The biggest is that he waived his rights to conduct due diligence or any investigation of Twitter’s business and finances.

He also agreed to pay a US$1 billion (A$1.47 million) break fee – something that at this stage would be a very cheap “get out of jail” fee for Mr Musk, although there are strict limitations as to how it would apply.

The SEC has already begun an investigation into Mr Musk’s actions in April, when the billionaire became Twitter’s largest shareholder.

Mr Musk filed a securities document at the time indicating that his investment would be passive and that he did not intend to seek control of the company.

However, 10 days later he began aggressively buying Twitter shares from people who were unaware the company was in play.

The SEC are now inquiring as to whether Mr Musk really was a passive investor and whether he disclosed his stake in the company at the right time.

US Securities law requires shareholders who buy more than 5% of a company’s shares to disclose their ownership within 10 days of reaching that threshold.

However, in his regulatory filings, Mr Musk has said he crossed that threshold on 14 March but did not make his purchases public until 4 April.

SEC inquiry is widening to trap Musk

This inquiry is quite separate to Twitter’s efforts to try to enforce Mr Musk’s deal to purchase the company, although the SEC has now widened its inquiry into Mr Musk’s tweet in which he was asking about fake accounts on Twitter without filing any documents saying he might pull out of his bid for the company.

If Mr Musk is forced to continue with the purchase at the original price it will cost him the loss of at least US$15 billion (A$22 billion) of his fortune and possibly much more.

That is because the exquisitely bad timing of the offer means he is not only significantly overpaying for Twitter but will need to put many more Tesla shares up as security, given that they have slumped by more than a third since the bid was made.

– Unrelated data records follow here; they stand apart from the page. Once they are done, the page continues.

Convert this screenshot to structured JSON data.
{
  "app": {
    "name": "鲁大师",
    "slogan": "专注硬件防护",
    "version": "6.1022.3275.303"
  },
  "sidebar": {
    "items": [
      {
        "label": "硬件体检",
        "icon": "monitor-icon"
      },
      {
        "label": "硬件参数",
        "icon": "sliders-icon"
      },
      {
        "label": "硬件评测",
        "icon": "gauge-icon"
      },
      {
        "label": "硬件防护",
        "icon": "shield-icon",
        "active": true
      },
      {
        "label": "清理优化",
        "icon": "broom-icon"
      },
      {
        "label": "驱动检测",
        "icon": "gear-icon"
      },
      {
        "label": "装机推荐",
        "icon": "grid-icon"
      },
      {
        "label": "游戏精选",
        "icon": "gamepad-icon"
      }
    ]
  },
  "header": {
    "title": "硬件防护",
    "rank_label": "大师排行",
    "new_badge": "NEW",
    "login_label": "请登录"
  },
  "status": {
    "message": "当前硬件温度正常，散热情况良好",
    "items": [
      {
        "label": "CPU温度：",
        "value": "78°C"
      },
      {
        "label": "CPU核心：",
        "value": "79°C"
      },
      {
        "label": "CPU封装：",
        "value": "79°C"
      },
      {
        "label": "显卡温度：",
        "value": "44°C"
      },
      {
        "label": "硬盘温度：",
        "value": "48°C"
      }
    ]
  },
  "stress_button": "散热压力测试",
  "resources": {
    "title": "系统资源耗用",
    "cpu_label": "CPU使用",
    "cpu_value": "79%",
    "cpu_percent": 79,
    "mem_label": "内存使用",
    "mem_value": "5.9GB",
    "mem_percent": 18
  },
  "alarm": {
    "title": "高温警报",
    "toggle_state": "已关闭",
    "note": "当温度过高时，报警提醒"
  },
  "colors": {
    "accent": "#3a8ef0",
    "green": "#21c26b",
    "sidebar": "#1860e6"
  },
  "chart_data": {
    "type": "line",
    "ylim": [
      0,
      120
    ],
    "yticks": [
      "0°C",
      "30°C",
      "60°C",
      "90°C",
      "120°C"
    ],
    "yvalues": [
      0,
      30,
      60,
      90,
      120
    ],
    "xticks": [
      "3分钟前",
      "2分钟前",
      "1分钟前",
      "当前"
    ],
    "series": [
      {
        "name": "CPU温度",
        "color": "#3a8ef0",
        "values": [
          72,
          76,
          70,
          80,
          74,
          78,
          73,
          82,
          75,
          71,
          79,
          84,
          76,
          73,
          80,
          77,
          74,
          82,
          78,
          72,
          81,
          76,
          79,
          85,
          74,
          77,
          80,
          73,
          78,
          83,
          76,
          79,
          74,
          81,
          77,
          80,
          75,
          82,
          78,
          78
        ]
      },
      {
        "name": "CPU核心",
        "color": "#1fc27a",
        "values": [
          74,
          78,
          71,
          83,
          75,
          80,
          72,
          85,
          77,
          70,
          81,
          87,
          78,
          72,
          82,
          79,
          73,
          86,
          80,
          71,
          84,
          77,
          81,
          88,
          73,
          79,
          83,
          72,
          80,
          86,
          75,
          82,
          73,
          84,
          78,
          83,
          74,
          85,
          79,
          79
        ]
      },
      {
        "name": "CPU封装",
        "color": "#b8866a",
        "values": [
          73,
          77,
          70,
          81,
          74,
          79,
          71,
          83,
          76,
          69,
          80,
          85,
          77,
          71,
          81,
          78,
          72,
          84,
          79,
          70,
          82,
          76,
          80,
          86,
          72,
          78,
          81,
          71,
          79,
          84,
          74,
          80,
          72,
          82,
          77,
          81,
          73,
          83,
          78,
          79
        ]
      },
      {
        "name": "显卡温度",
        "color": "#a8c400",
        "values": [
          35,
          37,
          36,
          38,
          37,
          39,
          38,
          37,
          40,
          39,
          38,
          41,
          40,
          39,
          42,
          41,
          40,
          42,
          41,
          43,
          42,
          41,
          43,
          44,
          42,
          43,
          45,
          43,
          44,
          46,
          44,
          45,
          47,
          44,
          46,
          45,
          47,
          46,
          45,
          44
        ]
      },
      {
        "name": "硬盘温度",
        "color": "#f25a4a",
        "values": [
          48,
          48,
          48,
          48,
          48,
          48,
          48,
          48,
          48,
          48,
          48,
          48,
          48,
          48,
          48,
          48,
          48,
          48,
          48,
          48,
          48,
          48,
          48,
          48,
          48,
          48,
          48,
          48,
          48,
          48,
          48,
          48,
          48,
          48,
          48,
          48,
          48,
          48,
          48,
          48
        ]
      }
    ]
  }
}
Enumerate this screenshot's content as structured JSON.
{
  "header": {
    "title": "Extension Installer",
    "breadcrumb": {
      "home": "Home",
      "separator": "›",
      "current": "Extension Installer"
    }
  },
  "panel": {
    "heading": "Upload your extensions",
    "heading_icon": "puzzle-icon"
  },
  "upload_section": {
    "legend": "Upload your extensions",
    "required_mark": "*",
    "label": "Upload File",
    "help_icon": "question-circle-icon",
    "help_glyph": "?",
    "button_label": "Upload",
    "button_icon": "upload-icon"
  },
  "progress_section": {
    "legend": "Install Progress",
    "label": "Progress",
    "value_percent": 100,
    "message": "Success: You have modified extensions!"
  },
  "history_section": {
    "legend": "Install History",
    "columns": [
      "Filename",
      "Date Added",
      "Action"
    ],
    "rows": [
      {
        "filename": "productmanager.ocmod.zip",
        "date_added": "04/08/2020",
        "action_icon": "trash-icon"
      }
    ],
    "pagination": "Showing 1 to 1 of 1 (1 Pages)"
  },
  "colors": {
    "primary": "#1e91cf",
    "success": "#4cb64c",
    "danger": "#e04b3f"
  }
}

Another issue of Mr Musk’s own making is that not only did he sign a deal with very few escape clauses, he declared after making it back in April that: “I don’t care about the economics at all.”

Musk suddenly does care about economics

Now it seems clear that he really does care about those economics but the US legal commentators generally don’t see many options than for Mr Musk to push ahead with the bid at the original price – much as “young” Warwick Fairfax did so many years ago.

It is possible the Twitter board might be persuaded to accept a lower price – although highly unlikely – but at this stage Mr Musk seems determined to press ahead with his attempts to wriggle out of the Twitter deal at all costs.

For a guy who has long proved the haters wrong in pulling off nearly impossible achievements, Mr Musk will no doubt relish another chance to prove everybody wrong.

However, at this stage, it looks like he could end up ensnared in expensive court and regulatory actions for a very long time and still have a massive financial deal ahead of him, that will tie up a lot more Tesla shares than he bargained for.

After all, when Twitter’s chairman took action against Mr Musk he did it in a real court – not on his own social media platform – with the aim of the lawsuit to hold Mr Musk “accountable to his contractual obligations”.

    Join Small Caps News

    Get notified of the latest news, interviews and stock alerts.